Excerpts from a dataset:
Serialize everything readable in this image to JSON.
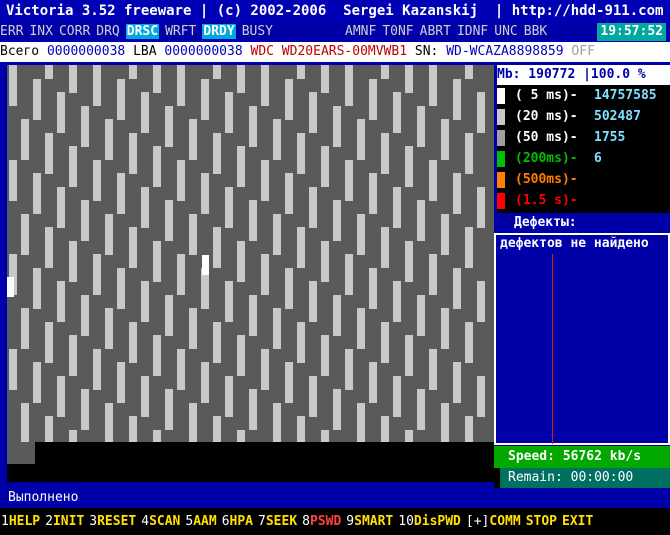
{
  "title": "Victoria 3.52 freeware | (c) 2002-2006  Sergei Kazanskij  | http://hdd-911.com",
  "clock": "19:57:52",
  "flags": [
    {
      "label": "ERR",
      "hl": false
    },
    {
      "label": "INX",
      "hl": false
    },
    {
      "label": "CORR",
      "hl": false
    },
    {
      "label": "DRQ",
      "hl": false
    },
    {
      "label": "DRSC",
      "hl": true
    },
    {
      "label": "WRFT",
      "hl": false
    },
    {
      "label": "DRDY",
      "hl": true
    },
    {
      "label": "BUSY",
      "hl": false
    }
  ],
  "flags_right": [
    "AMNF",
    "T0NF",
    "ABRT",
    "IDNF",
    "UNC",
    "BBK"
  ],
  "info": {
    "total_label": "Всего",
    "total_value": "0000000038",
    "lba_label": "LBA",
    "lba_value": "0000000038",
    "model": "WDC WD20EARS-00MVWB1",
    "sn_label": "SN:",
    "sn_value": "WD-WCAZA8898859",
    "off": "OFF"
  },
  "mb_row": "Mb: 190772 |100.0 %",
  "stats": [
    {
      "label": "( 5 ms)-",
      "value": "14757585",
      "color": "#ffffff"
    },
    {
      "label": "(20 ms)-",
      "value": "502487",
      "color": "#c8c8c8"
    },
    {
      "label": "(50 ms)-",
      "value": "1755",
      "color": "#a0a0a0"
    },
    {
      "label": "(200ms)-",
      "value": "6",
      "color": "#00c000"
    },
    {
      "label": "(500ms)-",
      "value": "",
      "color": "#ff8000"
    },
    {
      "label": "(1.5 s)-",
      "value": "",
      "color": "#ff0000"
    }
  ],
  "defects_title": "Дефекты:",
  "defects_msg": "дефектов не найдено",
  "speed": "Speed: 56762 kb/s",
  "remain": "Remain: 00:00:00",
  "status": "Выполнено",
  "menu": [
    {
      "num": "1",
      "label": "HELP"
    },
    {
      "num": "2",
      "label": "INIT"
    },
    {
      "num": "3",
      "label": "RESET"
    },
    {
      "num": "4",
      "label": "SCAN"
    },
    {
      "num": "5",
      "label": "AAM"
    },
    {
      "num": "6",
      "label": "HPA"
    },
    {
      "num": "7",
      "label": "SEEK"
    },
    {
      "num": "8",
      "label": "PSWD",
      "red": true
    },
    {
      "num": "9",
      "label": "SMART"
    },
    {
      "num": "10",
      "label": "DisPWD"
    },
    {
      "num": "[+]",
      "label": "COMM"
    },
    {
      "num": "",
      "label": "STOP"
    },
    {
      "num": "",
      "label": "EXIT"
    }
  ],
  "colors": {
    "background": "#0000a8",
    "grid": "#5a5a5a",
    "block": "#c8c8c8",
    "highlight": "#00a8e0"
  }
}
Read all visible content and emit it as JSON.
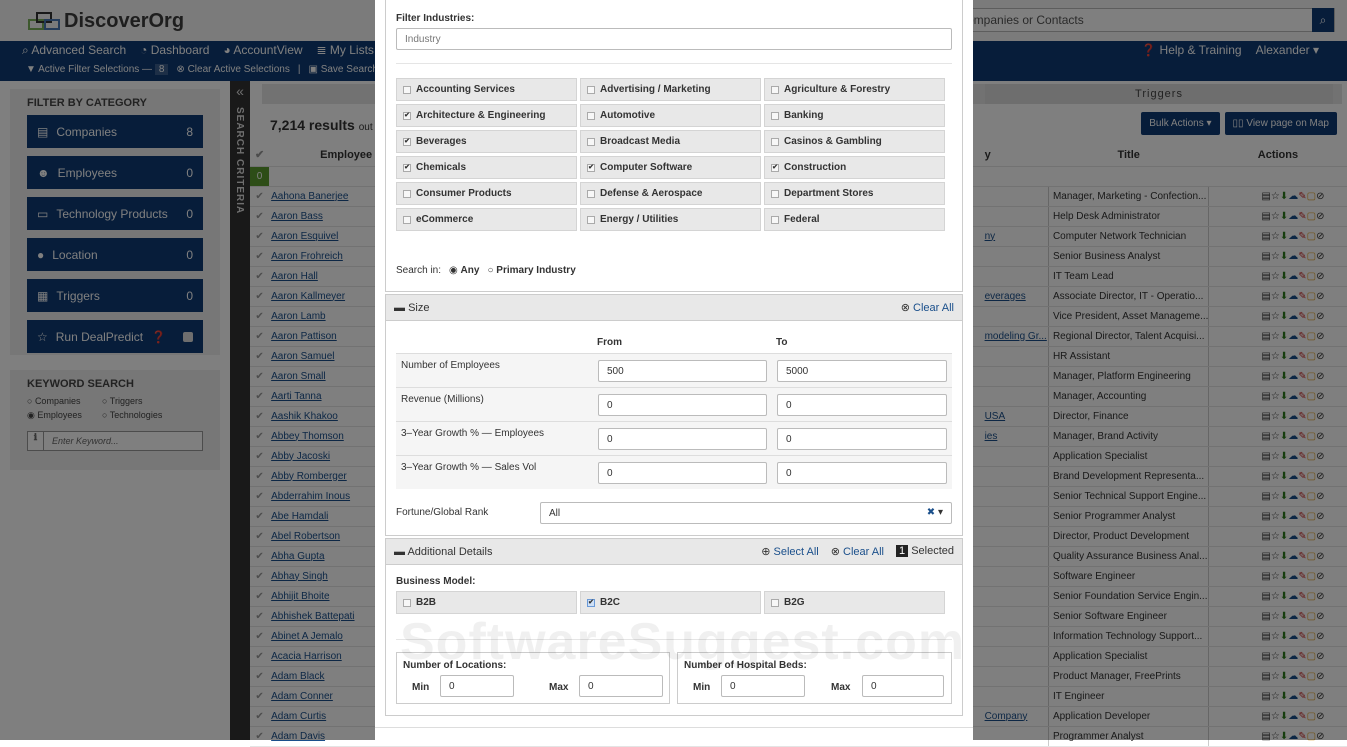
{
  "app": {
    "brand": "DiscoverOrg",
    "search_placeholder": "Search for Companies or Contacts",
    "search_visible_text": "ompanies or Contacts"
  },
  "nav": {
    "items": [
      {
        "label": "Advanced Search",
        "icon": "search-icon"
      },
      {
        "label": "Dashboard",
        "icon": "dashboard-icon"
      },
      {
        "label": "AccountView",
        "icon": "pie-icon"
      },
      {
        "label": "My Lists",
        "icon": "list-icon"
      }
    ],
    "sub": {
      "active_filters": "Active Filter Selections —",
      "active_count": "8",
      "clear": "Clear Active Selections",
      "sep": "|",
      "save": "Save Search"
    },
    "help": "Help & Training",
    "user": "Alexander"
  },
  "sidebar": {
    "title": "FILTER BY CATEGORY",
    "categories": [
      {
        "label": "Companies",
        "count": "8",
        "icon": "building-icon"
      },
      {
        "label": "Employees",
        "count": "0",
        "icon": "users-icon"
      },
      {
        "label": "Technology Products",
        "count": "0",
        "icon": "laptop-icon"
      },
      {
        "label": "Location",
        "count": "0",
        "icon": "map-pin-icon"
      },
      {
        "label": "Triggers",
        "count": "0",
        "icon": "news-icon"
      },
      {
        "label": "Run DealPredict",
        "count": "",
        "icon": "star-icon"
      }
    ]
  },
  "keyword": {
    "title": "KEYWORD SEARCH",
    "options": [
      "Companies",
      "Triggers",
      "Employees",
      "Technologies"
    ],
    "selected": "Employees",
    "placeholder": "Enter Keyword..."
  },
  "search_criteria_label": "SEARCH CRITERIA",
  "results": {
    "count": "7,214 results",
    "suffix": "out of",
    "tab_triggers": "Triggers",
    "bulk_actions": "Bulk Actions",
    "view_map": "View page on Map",
    "columns": {
      "employee": "Employee",
      "company_partial": "y",
      "title": "Title",
      "actions": "Actions"
    },
    "selected_count": "0",
    "rows": [
      {
        "name": "Aahona Banerjee",
        "company": "",
        "title": "Manager, Marketing - Confection..."
      },
      {
        "name": "Aaron Bass",
        "company": "",
        "title": "Help Desk Administrator"
      },
      {
        "name": "Aaron Esquivel",
        "company": "ny",
        "title": "Computer Network Technician"
      },
      {
        "name": "Aaron Frohreich",
        "company": "",
        "title": "Senior Business Analyst"
      },
      {
        "name": "Aaron Hall",
        "company": "",
        "title": "IT Team Lead"
      },
      {
        "name": "Aaron Kallmeyer",
        "company": "everages",
        "title": "Associate Director, IT - Operatio..."
      },
      {
        "name": "Aaron Lamb",
        "company": "",
        "title": "Vice President, Asset Manageme..."
      },
      {
        "name": "Aaron Pattison",
        "company": "modeling Gr...",
        "title": "Regional Director, Talent Acquisi..."
      },
      {
        "name": "Aaron Samuel",
        "company": "",
        "title": "HR Assistant"
      },
      {
        "name": "Aaron Small",
        "company": "",
        "title": "Manager, Platform Engineering"
      },
      {
        "name": "Aarti Tanna",
        "company": "",
        "title": "Manager, Accounting"
      },
      {
        "name": "Aashik Khakoo",
        "company": "USA",
        "title": "Director, Finance"
      },
      {
        "name": "Abbey Thomson",
        "company": "ies",
        "title": "Manager, Brand Activity"
      },
      {
        "name": "Abby Jacoski",
        "company": "",
        "title": "Application Specialist"
      },
      {
        "name": "Abby Romberger",
        "company": "",
        "title": "Brand Development Representa..."
      },
      {
        "name": "Abderrahim Inous",
        "company": "",
        "title": "Senior Technical Support Engine..."
      },
      {
        "name": "Abe Hamdali",
        "company": "",
        "title": "Senior Programmer Analyst"
      },
      {
        "name": "Abel Robertson",
        "company": "",
        "title": "Director, Product Development"
      },
      {
        "name": "Abha Gupta",
        "company": "",
        "title": "Quality Assurance Business Anal..."
      },
      {
        "name": "Abhay Singh",
        "company": "",
        "title": "Software Engineer"
      },
      {
        "name": "Abhijit Bhoite",
        "company": "",
        "title": "Senior Foundation Service Engin..."
      },
      {
        "name": "Abhishek Battepati",
        "company": "",
        "title": "Senior Software Engineer"
      },
      {
        "name": "Abinet A Jemalo",
        "company": "",
        "title": "Information Technology Support..."
      },
      {
        "name": "Acacia Harrison",
        "company": "",
        "title": "Application Specialist"
      },
      {
        "name": "Adam Black",
        "company": "",
        "title": "Product Manager, FreePrints"
      },
      {
        "name": "Adam Conner",
        "company": "",
        "title": "IT Engineer"
      },
      {
        "name": "Adam Curtis",
        "company": "Company",
        "title": "Application Developer"
      },
      {
        "name": "Adam Davis",
        "company": "",
        "title": "Programmer Analyst"
      }
    ]
  },
  "modal": {
    "filter_industries_label": "Filter Industries:",
    "industry_placeholder": "Industry",
    "industries": [
      {
        "label": "Accounting Services",
        "checked": false
      },
      {
        "label": "Advertising / Marketing",
        "checked": false
      },
      {
        "label": "Agriculture & Forestry",
        "checked": false
      },
      {
        "label": "Architecture & Engineering",
        "checked": true
      },
      {
        "label": "Automotive",
        "checked": false
      },
      {
        "label": "Banking",
        "checked": false
      },
      {
        "label": "Beverages",
        "checked": true
      },
      {
        "label": "Broadcast Media",
        "checked": false
      },
      {
        "label": "Casinos & Gambling",
        "checked": false
      },
      {
        "label": "Chemicals",
        "checked": true
      },
      {
        "label": "Computer Software",
        "checked": true
      },
      {
        "label": "Construction",
        "checked": true
      },
      {
        "label": "Consumer Products",
        "checked": false
      },
      {
        "label": "Defense & Aerospace",
        "checked": false
      },
      {
        "label": "Department Stores",
        "checked": false
      },
      {
        "label": "eCommerce",
        "checked": false
      },
      {
        "label": "Energy / Utilities",
        "checked": false
      },
      {
        "label": "Federal",
        "checked": false
      }
    ],
    "search_in_label": "Search in:",
    "search_in_options": [
      "Any",
      "Primary Industry"
    ],
    "search_in_selected": "Any",
    "size": {
      "title": "Size",
      "clear_all": "Clear All",
      "from": "From",
      "to": "To",
      "rows": [
        {
          "label": "Number of Employees",
          "from": "500",
          "to": "5000"
        },
        {
          "label": "Revenue (Millions)",
          "from": "0",
          "to": "0"
        },
        {
          "label": "3–Year Growth % — Employees",
          "from": "0",
          "to": "0"
        },
        {
          "label": "3–Year Growth % — Sales Vol",
          "from": "0",
          "to": "0"
        }
      ],
      "rank_label": "Fortune/Global Rank",
      "rank_value": "All"
    },
    "additional": {
      "title": "Additional Details",
      "select_all": "Select All",
      "clear_all": "Clear All",
      "selected_count": "1",
      "selected_label": "Selected",
      "business_model_label": "Business Model:",
      "business_models": [
        {
          "label": "B2B",
          "checked": false
        },
        {
          "label": "B2C",
          "checked": true
        },
        {
          "label": "B2G",
          "checked": false
        }
      ],
      "locations": {
        "title": "Number of Locations:",
        "min_label": "Min",
        "min": "0",
        "max_label": "Max",
        "max": "0"
      },
      "beds": {
        "title": "Number of Hospital Beds:",
        "min_label": "Min",
        "min": "0",
        "max_label": "Max",
        "max": "0"
      }
    }
  },
  "watermark": "SoftwareSuggest.com"
}
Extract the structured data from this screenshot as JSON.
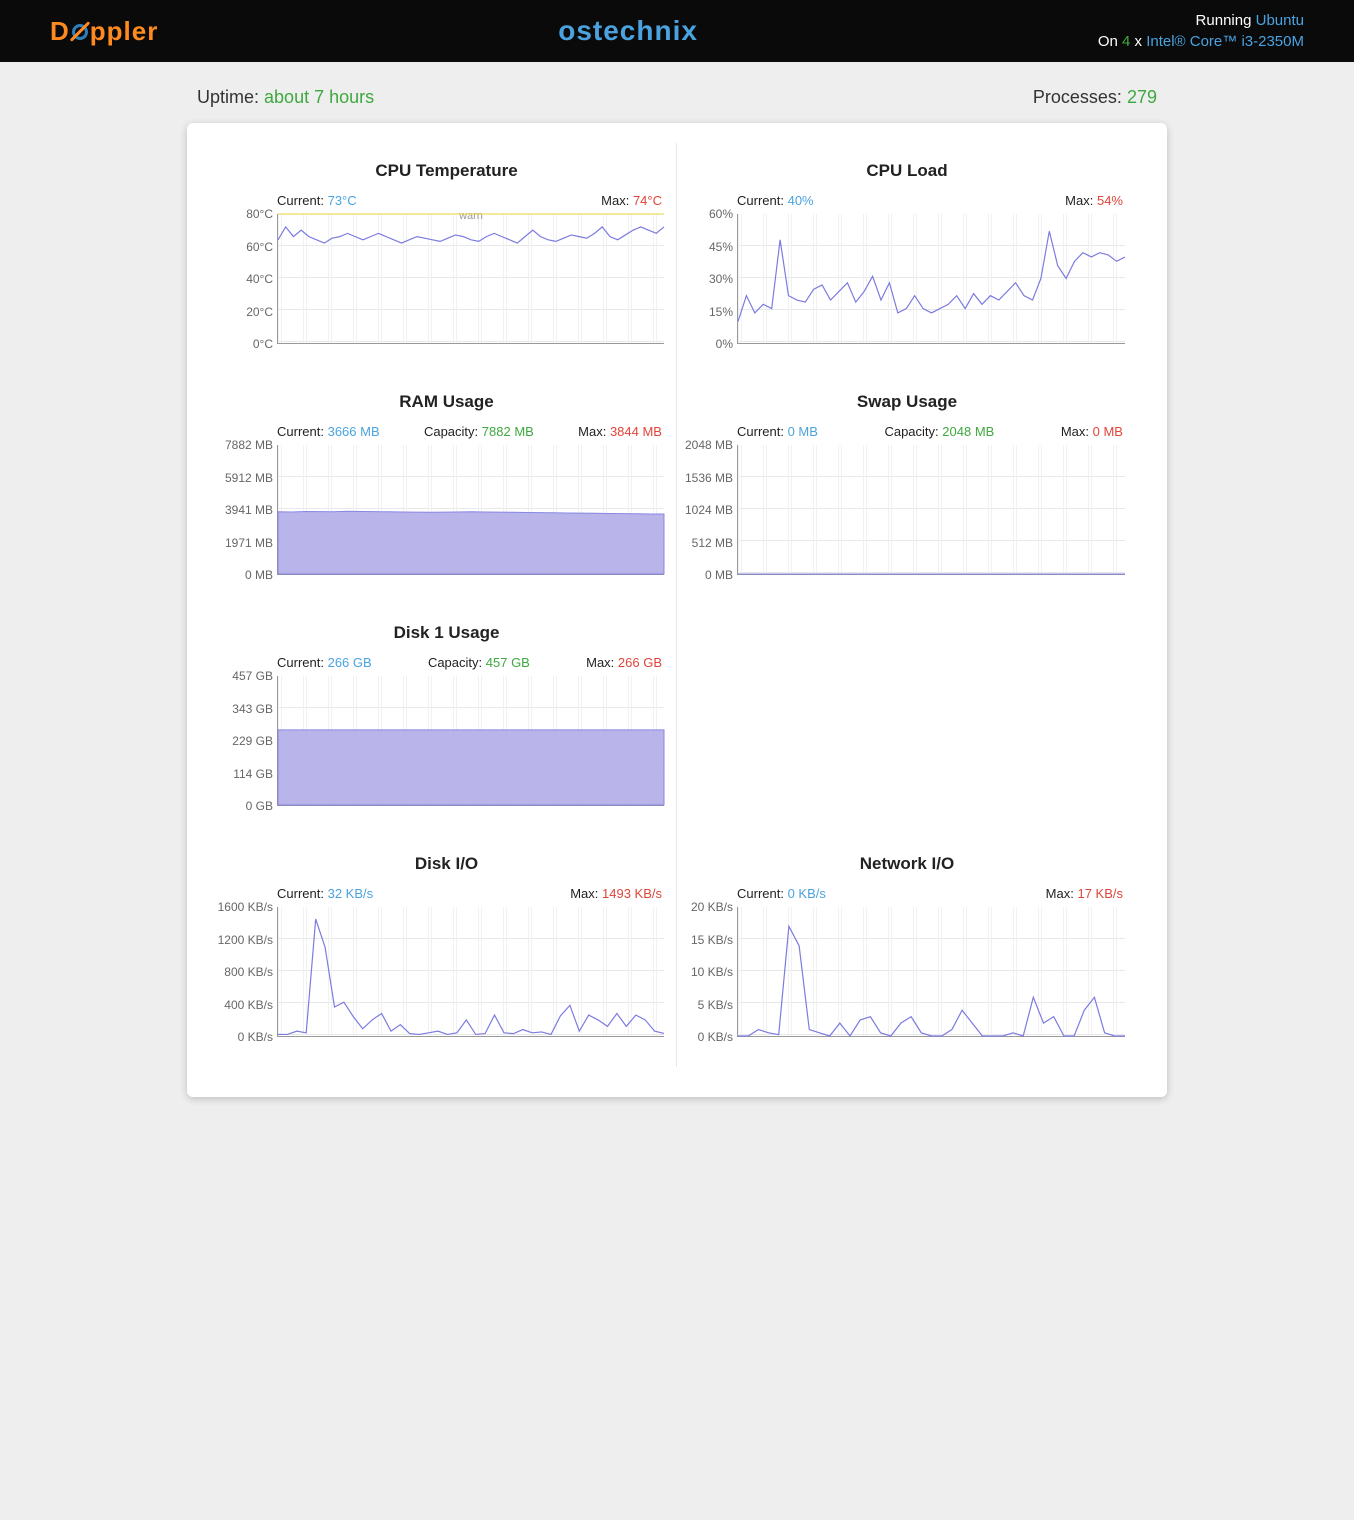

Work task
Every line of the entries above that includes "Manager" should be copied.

Exercise output
        "title": "Manager, Marketing - Confection..."
        "title": "Manager, Platform Engineering"
        "title": "Manager, Accounting"
        "title": "Manager, Brand Activity"
        "title": "Product Manager, FreePrints"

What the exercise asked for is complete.